Hazing can occur across a wide range of student groups, including athletics, fraternal organizations, club sports, intramurals, service organizations, and honor societies, to name a few. According to one national study, more than half of college students who are involved in clubs, teams, and organizations experience some form of hazing. According to that same research, while nearly 70 percent of students believe that hazing exists on their campus, 9 out of 10 students who have experienced hazing behaviors do not consider themselves to have been hazed. So, what’s the big deal?

There is a misconception that hazing creates unity and promotes bonding. This is not true; hazing is a form of interpersonal violence. Hazing capitalizes on power and control while decreasing a sense of belonging, trust among members, and interest in continuing involvement. Generally, people recognize that severe hazing, such as physical violence and dangerous use of substances, can lead to death. However, there are many other forms of hazing that, while not life threatening, are still life altering. More than two-thirds of students who were hazed reported experiencing negative consequences (Allan & Madden, 2008). Hazing of any kind can lead to: 

  • Academic issues
  • Sleep deprivation
  • Physical injury or illness
  • Mental health concerns, including anxiety, depression, and PTSD
  • Substance abuse disorders
  • Loss of relationships
  • Isolation and feelings of hopelessness

Hazing can also lead to significant consequences for those who participate in hazing others, including separation from the university, criminal action, civil litigation, and scrutiny in the media. Hazing others can also cause extreme feelings of shame and guilt, loss of relationships, and damage to one’s personal reputation. 

What is Hazing?

Definitions of hazing vary between states, universities, inter/national organizations, and agencies. However, the Clery Center has identified three core components of hazing: 

  • Group context: Associated with the process for joining and maintaining membership
  • Abusive behavior: Activities that are potentially humiliating and degrading, with potential to cause physical, psychological and/or emotional harm
  • Regardless of an individual’s willingness to participate: The “choice” to participate may be offset by the peer pressure and coercive power dynamics that often exist in the context of gaining membership 

UO's Definition of Hazing

According to the UO Student Conduct Code, hazing means any initiation rites, recruitment and continuing involvement and belonging to an organization on or off campus, involving any intentional action or situation that a reasonable person would foresee as causing mental or physical discomfort, embarrassment, or ridicule. Individual acceptance of, or acquiescence to, any activity that occurs during an initiation rite does not affect a determination of whether the activity constitutes hazing. Activities and situations that may occur as part of hazing include, but are not limited to:

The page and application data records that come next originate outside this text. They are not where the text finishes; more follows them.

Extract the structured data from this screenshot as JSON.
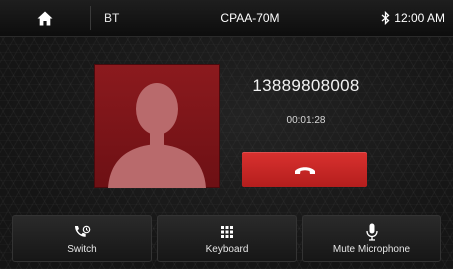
{
  "topbar": {
    "section_label": "BT",
    "device_name": "CPAA-70M",
    "time": "12:00 AM"
  },
  "call": {
    "phone_number": "13889808008",
    "duration": "00:01:28"
  },
  "actions": {
    "switch_label": "Switch",
    "keyboard_label": "Keyboard",
    "mute_label": "Mute Microphone"
  },
  "icons": {
    "home": "home-icon",
    "bluetooth": "bluetooth-icon",
    "avatar": "person-silhouette-icon",
    "hangup": "phone-hangup-icon",
    "switch": "phone-switch-icon",
    "keyboard": "keypad-icon",
    "mute": "microphone-icon"
  },
  "colors": {
    "hangup": "#c82624",
    "avatar_bg": "#7d1519"
  }
}
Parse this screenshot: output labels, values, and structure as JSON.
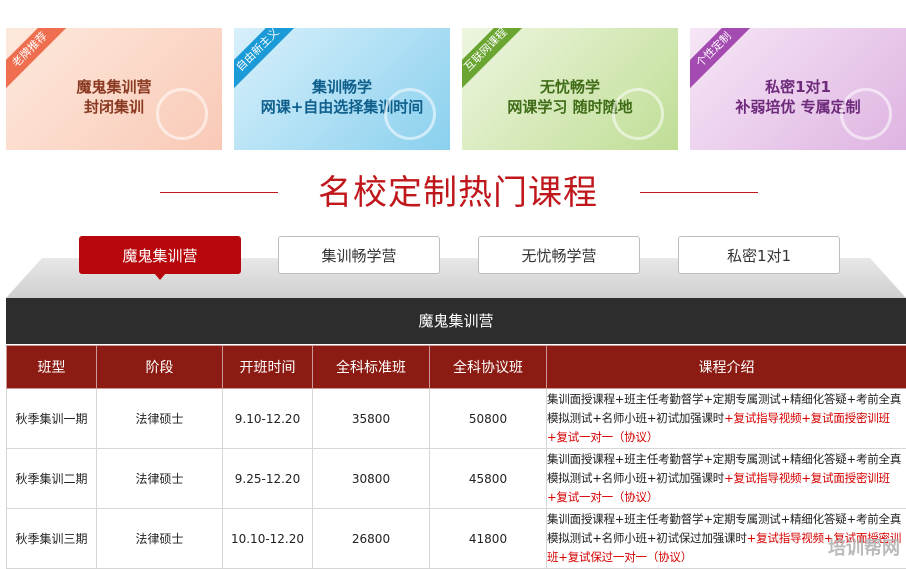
{
  "banners": [
    {
      "tag": "老牌推荐",
      "line1": "魔鬼集训营",
      "line2": "封闭集训"
    },
    {
      "tag": "自由新主义",
      "line1": "集训畅学",
      "line2": "网课+自由选择集训时间"
    },
    {
      "tag": "互联网课程",
      "line1": "无忧畅学",
      "line2": "网课学习 随时随地"
    },
    {
      "tag": "个性定制",
      "line1": "私密1对1",
      "line2": "补弱培优 专属定制"
    }
  ],
  "heading": "名校定制热门课程",
  "tabs": [
    "魔鬼集训营",
    "集训畅学营",
    "无忧畅学营",
    "私密1对1"
  ],
  "active_tab": "魔鬼集训营",
  "section_title": "魔鬼集训营",
  "table": {
    "headers": [
      "班型",
      "阶段",
      "开班时间",
      "全科标准班",
      "全科协议班",
      "课程介绍"
    ],
    "rows": [
      {
        "type": "秋季集训一期",
        "stage": "法律硕士",
        "dates": "9.10-12.20",
        "standard": "35800",
        "agreement": "50800",
        "intro_black": "集训面授课程+班主任考勤督学+定期专属测试+精细化答疑+考前全真模拟测试+名师小班+初试加强课时",
        "intro_red": "+复试指导视频+复试面授密训班+复试一对一（协议）"
      },
      {
        "type": "秋季集训二期",
        "stage": "法律硕士",
        "dates": "9.25-12.20",
        "standard": "30800",
        "agreement": "45800",
        "intro_black": "集训面授课程+班主任考勤督学+定期专属测试+精细化答疑+考前全真模拟测试+名师小班+初试加强课时",
        "intro_red": "+复试指导视频+复试面授密训班+复试一对一（协议）"
      },
      {
        "type": "秋季集训三期",
        "stage": "法律硕士",
        "dates": "10.10-12.20",
        "standard": "26800",
        "agreement": "41800",
        "intro_black": "集训面授课程+班主任考勤督学+定期专属测试+精细化答疑+考前全真模拟测试+名师小班+初试保过加强课时",
        "intro_red": "+复试指导视频+复试面授密训班+复试保过一对一（协议）"
      }
    ]
  },
  "watermark": "培训帮网",
  "colors": {
    "brand_red": "#c0171c",
    "header_bg": "#8c1c13",
    "section_bg": "#2d2d2d"
  }
}
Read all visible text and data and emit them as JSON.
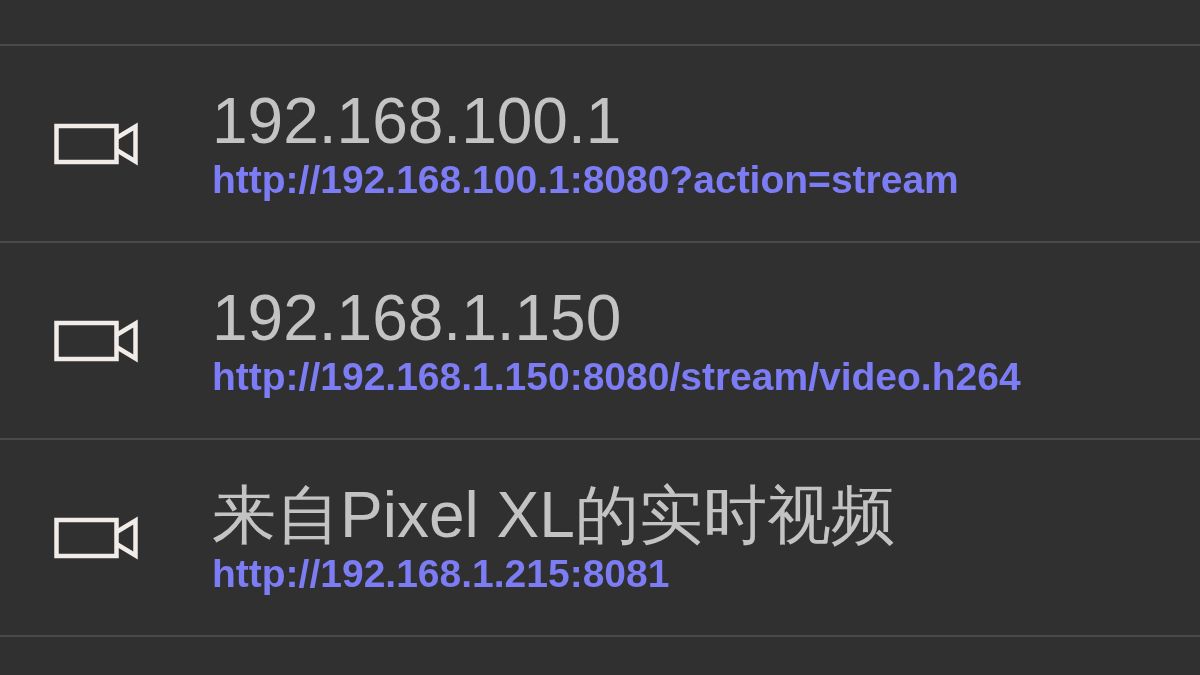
{
  "streams": [
    {
      "title": "192.168.100.1",
      "url": "http://192.168.100.1:8080?action=stream"
    },
    {
      "title": "192.168.1.150",
      "url": "http://192.168.1.150:8080/stream/video.h264"
    },
    {
      "title": "来自Pixel XL的实时视频",
      "url": "http://192.168.1.215:8081"
    }
  ]
}
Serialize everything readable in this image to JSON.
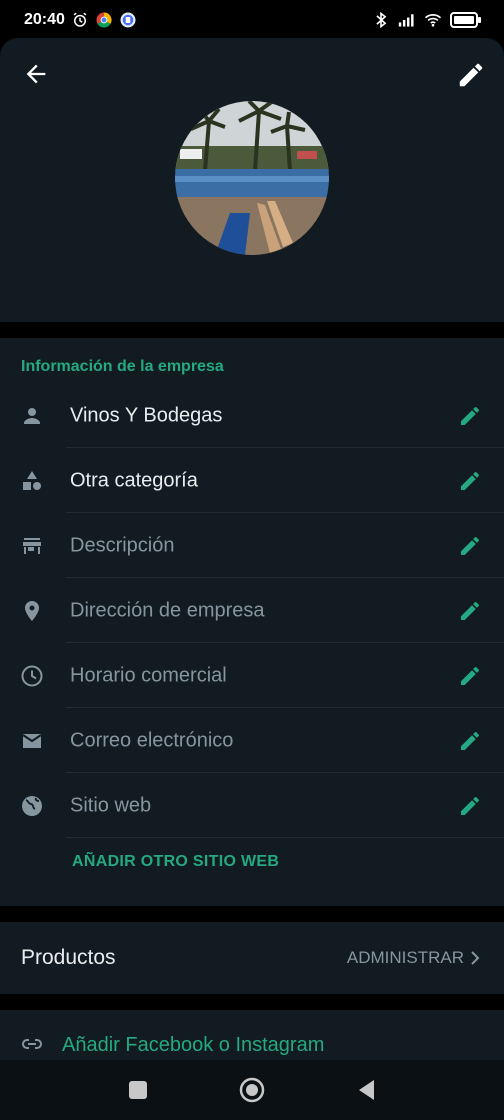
{
  "status": {
    "time": "20:40"
  },
  "header": {
    "back_icon": "arrow-back-icon",
    "edit_icon": "pencil-icon"
  },
  "business_info": {
    "section_title": "Información de la empresa",
    "rows": [
      {
        "label": "Vinos Y Bodegas",
        "icon": "person-icon",
        "filled": true
      },
      {
        "label": "Otra categoría",
        "icon": "category-shapes-icon",
        "filled": true
      },
      {
        "label": "Descripción",
        "icon": "store-icon",
        "filled": false
      },
      {
        "label": "Dirección de empresa",
        "icon": "location-pin-icon",
        "filled": false
      },
      {
        "label": "Horario comercial",
        "icon": "clock-icon",
        "filled": false
      },
      {
        "label": "Correo electrónico",
        "icon": "email-icon",
        "filled": false
      },
      {
        "label": "Sitio web",
        "icon": "globe-icon",
        "filled": false
      }
    ],
    "add_website": "AÑADIR OTRO SITIO WEB"
  },
  "products": {
    "title": "Productos",
    "manage": "ADMINISTRAR"
  },
  "social": {
    "label": "Añadir Facebook o Instagram"
  },
  "colors": {
    "accent": "#25a884",
    "background": "#111b21",
    "muted": "#8696a0"
  }
}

  • Sleep deprivation or causing excessive fatigue;
  • Physical or psychological shock;
  • Public stunts or jokes;
  • Compelled ingestion of any substance;
  • Degrading or humiliating games or activities;
  • Activities that have an adverse effect on academic progress;
  • Forced servitude;
  • Activities which are not consistent with the parent organization's rules and regulations; or
  • Other activities which violate federal, state, or local laws or University of Oregon policy.

Signs of Hazing

When you see something happening that you know is wrong, you have the opportunity to step in and help. Hazing can be difficult to see from the outside because it is rooted in secrecy and those who have been hazed may feel ashamed, scared, or guilty. Here are some signs you can look for in your friends, classmates, and neighbors:

  • Intoxication and/or overdose following organizational events or activities 
  • Carrying around random items everywhere they go
  • Branding, cutting, or odd writing on body 
  • New members or teammates walking across campus, or to specific locations, as a group 
  • Being away from home or residence hall room for days or weeks at a time
  • Loss of voice (from required yelling or screaming)
  • Performing odd tasks or completing chores for more senior teammates or members
  • Being dropped off somewhere and made to find their way back
  • Extreme fatigue or lack of concentration from sleep deprivation
  • Signs of injury or illness following organizational events or activities
  • Physical exertion from unnecessary wall sits, planking, running, or other calisthenics
  • Change in personality or increased isolation
  • Sudden or increased feeling of sadness and inferiority

On-Campus Resources

Office of the Dean of Students

Drop-in crisis support is available Monday–Friday, 1:00–4:30 p.m., in Oregon Hall, Suite 185. Support is also available via phone at 541-346-3216 for students who are not located in Eugene. Staff can assist students in problem solving, navigating university policies and processes, and referring students to other helpful resources both on and off campus. Every effort will be made to respect the privacy of students who utilize our services, and information will under all circumstances remain protected by the Family Educational Rights and Privacy Act (FERPA) and the university’s student records policy.

Student Conduct and Community Standards

If you have specific questions about university policy, or would like to schedule an outreach presentation for your group, team, or organization, please contact the Office of Student Conduct and Community Standards at conduct@uoregon.edu.

Confidential Resources

More Information about Hazing